The blood work was essentially the same, but on our first ultrasound he couldn't find my right ovary (the one that my OBGYN "saved" 80% of). I was pretty alarmed, but he kind of brushed it under the rug, saying sometimes things "shift", and that it would probably show up at some point, in another ultrasound or when we started medication to stimulate my ovaries. (Long story short, it never showed up. I have had countless ultrasounds at this point by several different doctors and techs. It never responded to any medication and is basically, missing inside my body. Not a single tech or doctor has located the missing ovary and not one of them has had an explanation for me other than that sometimes after a surgery, the blood supply is damaged to the organ and it can die. I still find this explanation unsatisfactory, as did my RE from our most recent clinic. Although I've made peace with it at this point, getting there was a long process.) He suggested we start by trying a medicated cycle, using either Clomid or Femara to stimulate my ovaries to produce two or three eggs on my next cycle instead of one. This essentially simply ups your odds of getting pregnant because there is an extra egg or two for the sperm to try and fertilize.

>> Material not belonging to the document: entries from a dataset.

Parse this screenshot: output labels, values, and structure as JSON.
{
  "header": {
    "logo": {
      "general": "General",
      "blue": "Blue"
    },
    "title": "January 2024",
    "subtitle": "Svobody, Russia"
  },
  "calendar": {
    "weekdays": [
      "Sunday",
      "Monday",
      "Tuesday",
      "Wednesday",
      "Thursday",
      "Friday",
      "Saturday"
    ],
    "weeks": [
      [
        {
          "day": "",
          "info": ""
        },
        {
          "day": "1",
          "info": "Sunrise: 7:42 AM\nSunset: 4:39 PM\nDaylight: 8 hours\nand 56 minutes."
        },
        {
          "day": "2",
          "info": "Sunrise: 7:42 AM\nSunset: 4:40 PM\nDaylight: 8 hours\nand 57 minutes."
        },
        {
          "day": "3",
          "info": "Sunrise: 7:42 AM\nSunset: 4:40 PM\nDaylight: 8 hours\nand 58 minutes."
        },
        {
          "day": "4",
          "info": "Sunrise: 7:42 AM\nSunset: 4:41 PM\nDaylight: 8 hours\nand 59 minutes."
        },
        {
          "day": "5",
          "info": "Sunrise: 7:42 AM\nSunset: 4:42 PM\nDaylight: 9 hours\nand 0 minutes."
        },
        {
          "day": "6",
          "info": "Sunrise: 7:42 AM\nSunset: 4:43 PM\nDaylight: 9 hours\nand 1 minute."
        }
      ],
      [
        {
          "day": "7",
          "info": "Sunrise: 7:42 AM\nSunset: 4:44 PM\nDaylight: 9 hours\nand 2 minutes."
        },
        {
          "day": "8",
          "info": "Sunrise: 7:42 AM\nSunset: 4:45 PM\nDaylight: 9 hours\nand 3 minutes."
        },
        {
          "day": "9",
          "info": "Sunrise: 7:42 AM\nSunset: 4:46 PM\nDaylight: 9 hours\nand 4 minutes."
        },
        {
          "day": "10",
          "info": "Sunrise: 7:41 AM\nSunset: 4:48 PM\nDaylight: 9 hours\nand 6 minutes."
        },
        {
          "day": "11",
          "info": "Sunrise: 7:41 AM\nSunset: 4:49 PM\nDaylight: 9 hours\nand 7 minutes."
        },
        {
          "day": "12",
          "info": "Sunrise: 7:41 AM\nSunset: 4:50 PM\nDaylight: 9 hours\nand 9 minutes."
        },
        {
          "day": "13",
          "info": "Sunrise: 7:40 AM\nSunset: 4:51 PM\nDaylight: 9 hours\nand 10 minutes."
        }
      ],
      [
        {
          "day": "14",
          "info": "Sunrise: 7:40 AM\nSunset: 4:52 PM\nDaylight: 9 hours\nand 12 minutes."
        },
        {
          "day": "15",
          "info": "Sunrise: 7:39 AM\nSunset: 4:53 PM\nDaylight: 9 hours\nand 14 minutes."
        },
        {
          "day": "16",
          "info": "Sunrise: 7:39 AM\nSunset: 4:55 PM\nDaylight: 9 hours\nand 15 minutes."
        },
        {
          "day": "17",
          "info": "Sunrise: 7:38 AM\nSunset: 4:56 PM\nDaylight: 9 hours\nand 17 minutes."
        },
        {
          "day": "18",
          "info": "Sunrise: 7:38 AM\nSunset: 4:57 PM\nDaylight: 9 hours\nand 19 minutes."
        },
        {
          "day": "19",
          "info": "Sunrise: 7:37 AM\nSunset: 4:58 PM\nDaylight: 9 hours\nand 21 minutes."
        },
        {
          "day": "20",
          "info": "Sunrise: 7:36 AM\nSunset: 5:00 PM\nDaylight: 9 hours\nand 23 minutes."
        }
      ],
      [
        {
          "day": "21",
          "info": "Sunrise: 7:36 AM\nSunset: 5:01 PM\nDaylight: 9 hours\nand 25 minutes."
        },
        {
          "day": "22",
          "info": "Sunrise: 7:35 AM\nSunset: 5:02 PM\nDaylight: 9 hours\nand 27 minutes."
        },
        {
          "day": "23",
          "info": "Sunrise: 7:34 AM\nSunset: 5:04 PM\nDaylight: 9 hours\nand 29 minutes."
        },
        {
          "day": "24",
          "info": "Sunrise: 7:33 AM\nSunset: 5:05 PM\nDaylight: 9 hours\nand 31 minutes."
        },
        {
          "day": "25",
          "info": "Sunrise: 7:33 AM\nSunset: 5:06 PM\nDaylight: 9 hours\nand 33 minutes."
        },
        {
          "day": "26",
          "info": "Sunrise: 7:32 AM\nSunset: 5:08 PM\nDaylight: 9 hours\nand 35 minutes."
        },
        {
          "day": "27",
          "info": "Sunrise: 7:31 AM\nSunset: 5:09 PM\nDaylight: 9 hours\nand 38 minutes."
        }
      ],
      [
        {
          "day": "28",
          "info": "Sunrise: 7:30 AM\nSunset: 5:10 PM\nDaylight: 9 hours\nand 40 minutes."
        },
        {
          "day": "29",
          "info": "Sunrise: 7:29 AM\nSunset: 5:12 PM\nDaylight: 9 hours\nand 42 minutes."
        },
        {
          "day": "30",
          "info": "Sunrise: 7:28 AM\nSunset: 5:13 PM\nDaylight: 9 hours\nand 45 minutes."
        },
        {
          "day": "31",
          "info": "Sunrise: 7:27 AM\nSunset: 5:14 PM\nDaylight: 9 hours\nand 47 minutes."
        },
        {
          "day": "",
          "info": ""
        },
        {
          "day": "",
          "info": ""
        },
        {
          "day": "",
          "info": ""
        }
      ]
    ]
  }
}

I opted for Femara, which is actually a drug primarily used to treat breast cancer patients but is used in an "off label" fashion to stimulate ovulation for fertility treatments. It is supposed to have less severe side effects than Clomid, although the long-term implications are less known. My RE at that time told me that we wouldn't do more than three or four cycles with that before moving on. Ever optimistic, I agreed and was excited to get started right away.

While all this was going on, I was still working full-time as a public defender in a high-stress trial assignment. I loved my job and had always felt like it was what I was meant to do. And yet, I couldn't deny the toll the stress was taking on me. I worked long hours and often on weekends, dealing with emotionally taxing cases and a high volume of work that left me exhausted and never feeling like I was doing enough. There was little if no time to take care of myself in terms of my health and emotional balance. I never got enough sleep because my mind was always racing, my nutrition was marginal, and stress was a constant companion. The first thing I heard from every doctor I saw was, "make sure you're getting enough rest and doing everything you can to minimize stress in your life." I would always laugh this off, thinking there was just no way. But at 36 years old I knew deep down that if I didn't make a major change, I would be jeopardizing my chances to have a baby. I knew I had a choice not to surround myself with daily negativity and adrenaline, even if it was something I had worked hard for and enjoyed. I started to consider the previously unthinkable: quitting my job.

Continued in part II...